Counting Carbon in Exports Carbon Footprinting Initiatives and What They Mean for Exporters in Developing Countries
Kasterine, Alexander, International Trade Forum
Science has delivered a grim message. Reduce emissions of greenhouse gases by 90 per cent in the next 30 years or risk catastrophic climate change. The private sector and governments are taking their own initiatives to reduce the carbon footprint of consumption. This has important implications for developing country exporters.
In 2007, the UK retailer Teseo decided to label all its products with information on carbon dioxide emissions in their production, processing and transport. Further carbon labelling schemes have emerged. Carbon labels now join organic and fair trade as the "must have" labels to attract the "ethical" consumer.
The labels vary in the type of information they provide, ranging from a measurement (10Og of C02) to a comparison between products (15.7 per cent less C02).
However, surveys show that while consumers want climate-related information, they don't necessarily understand it. For example, is 10Og of C02 excessive? Will consumers ignore the information?

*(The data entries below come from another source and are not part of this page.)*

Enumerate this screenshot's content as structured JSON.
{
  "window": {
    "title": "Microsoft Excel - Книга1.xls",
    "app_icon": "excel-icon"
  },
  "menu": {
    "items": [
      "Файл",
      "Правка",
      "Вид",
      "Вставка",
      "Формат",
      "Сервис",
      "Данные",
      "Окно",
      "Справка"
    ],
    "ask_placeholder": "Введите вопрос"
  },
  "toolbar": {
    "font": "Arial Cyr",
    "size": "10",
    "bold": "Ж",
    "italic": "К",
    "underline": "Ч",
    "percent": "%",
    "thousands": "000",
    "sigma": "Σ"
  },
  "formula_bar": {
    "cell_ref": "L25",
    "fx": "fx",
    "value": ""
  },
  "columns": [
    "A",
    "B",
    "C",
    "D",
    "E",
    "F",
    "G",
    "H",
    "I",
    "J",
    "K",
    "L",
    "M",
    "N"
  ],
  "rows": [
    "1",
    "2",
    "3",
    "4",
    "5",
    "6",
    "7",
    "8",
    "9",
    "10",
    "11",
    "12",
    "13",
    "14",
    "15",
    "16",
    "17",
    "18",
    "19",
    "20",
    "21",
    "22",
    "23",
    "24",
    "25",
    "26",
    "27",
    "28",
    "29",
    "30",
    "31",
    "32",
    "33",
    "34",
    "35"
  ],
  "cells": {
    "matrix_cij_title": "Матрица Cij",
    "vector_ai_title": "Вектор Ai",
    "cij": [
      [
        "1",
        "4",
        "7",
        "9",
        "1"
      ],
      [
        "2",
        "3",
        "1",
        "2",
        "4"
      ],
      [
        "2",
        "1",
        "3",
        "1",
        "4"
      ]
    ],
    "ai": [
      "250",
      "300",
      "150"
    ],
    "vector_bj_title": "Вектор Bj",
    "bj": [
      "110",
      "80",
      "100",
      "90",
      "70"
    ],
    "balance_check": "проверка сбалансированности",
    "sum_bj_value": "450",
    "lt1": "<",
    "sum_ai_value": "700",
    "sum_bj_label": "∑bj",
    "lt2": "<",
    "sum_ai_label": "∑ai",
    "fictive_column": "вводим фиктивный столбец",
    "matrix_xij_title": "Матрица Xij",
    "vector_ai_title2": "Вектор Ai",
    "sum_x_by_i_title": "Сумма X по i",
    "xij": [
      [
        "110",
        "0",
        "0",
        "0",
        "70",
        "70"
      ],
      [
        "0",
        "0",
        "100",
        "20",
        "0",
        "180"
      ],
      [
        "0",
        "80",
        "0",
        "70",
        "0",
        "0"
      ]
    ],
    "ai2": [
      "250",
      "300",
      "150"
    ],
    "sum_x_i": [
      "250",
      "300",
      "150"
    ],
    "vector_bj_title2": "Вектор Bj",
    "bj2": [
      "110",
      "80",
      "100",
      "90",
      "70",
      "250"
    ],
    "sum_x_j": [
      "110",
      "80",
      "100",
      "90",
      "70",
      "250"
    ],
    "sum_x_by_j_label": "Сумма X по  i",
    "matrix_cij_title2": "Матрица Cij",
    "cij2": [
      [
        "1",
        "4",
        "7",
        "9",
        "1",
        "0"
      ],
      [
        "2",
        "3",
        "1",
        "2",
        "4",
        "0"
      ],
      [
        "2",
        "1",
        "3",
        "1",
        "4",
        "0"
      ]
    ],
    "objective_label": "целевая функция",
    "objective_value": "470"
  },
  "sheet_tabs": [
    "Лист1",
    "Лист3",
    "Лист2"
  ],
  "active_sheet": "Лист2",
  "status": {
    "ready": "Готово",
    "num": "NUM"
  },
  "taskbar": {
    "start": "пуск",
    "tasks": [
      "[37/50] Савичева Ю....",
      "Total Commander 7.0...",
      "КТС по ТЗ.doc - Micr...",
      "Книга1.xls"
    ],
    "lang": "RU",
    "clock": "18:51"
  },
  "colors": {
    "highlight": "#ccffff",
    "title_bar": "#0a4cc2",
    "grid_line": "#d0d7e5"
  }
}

Another problem is "moral offsetting" when consumers buying "green" feel they gain permission to license bad behaviour - eating lentils rather than beef and then buying a plane ticket.
The business interest in carbon labelling is clear. According to Matthew Bateson of the World Business Council for Sustainable Development, carbon labelling is "driven by the need to cut costs through energy savings, but also market differentiation, i.e., there are market opportunities among climate-aware consumers, Similarly, carbon management can be integrated into companies' CSR [corporate social responsibility] programmes".
The growing importance of reducing emissions in the supply chain is underlined in a recent report by AT Kearney which shows that 6 per cent of leading companies already deselect suppliers who fail to "manage" carbon and 56 per cent of these companies said they are committed to do so in future.
Paul Dickinson, CEO of the Carbon Disclosure Project, who commissioned the survey, said, "It is clear that some companies now require their suppliers to address carbon management as a core business issue. This is no longer a 'nice to have' for the leaders, it is becoming a 'need to have', and we expect to see this trend growing across the whole business sector."
Governments have also endorsed carbon footprmting, particularly for the agro-food sector. Japan, the Republic of Korea and the United Kingdom have all sponsored new schemes for measuring supply chain emissions! France has even introduced legislation making it mandatory for food products in France to have environmental labelling, including for carbon.
For developing country food exporters, are caibon requirements an opportunity to gain a competitive advantage or simply a non-tariff barrier to trade?
Stephen Mbithi, CEO of the Kenya Fresh Fruits and Vegetable Exporters' Association, says his sector is being proactive in reducing emissions. However, he still sees an "inevitable increase in costs" due to measurement and certification needs. …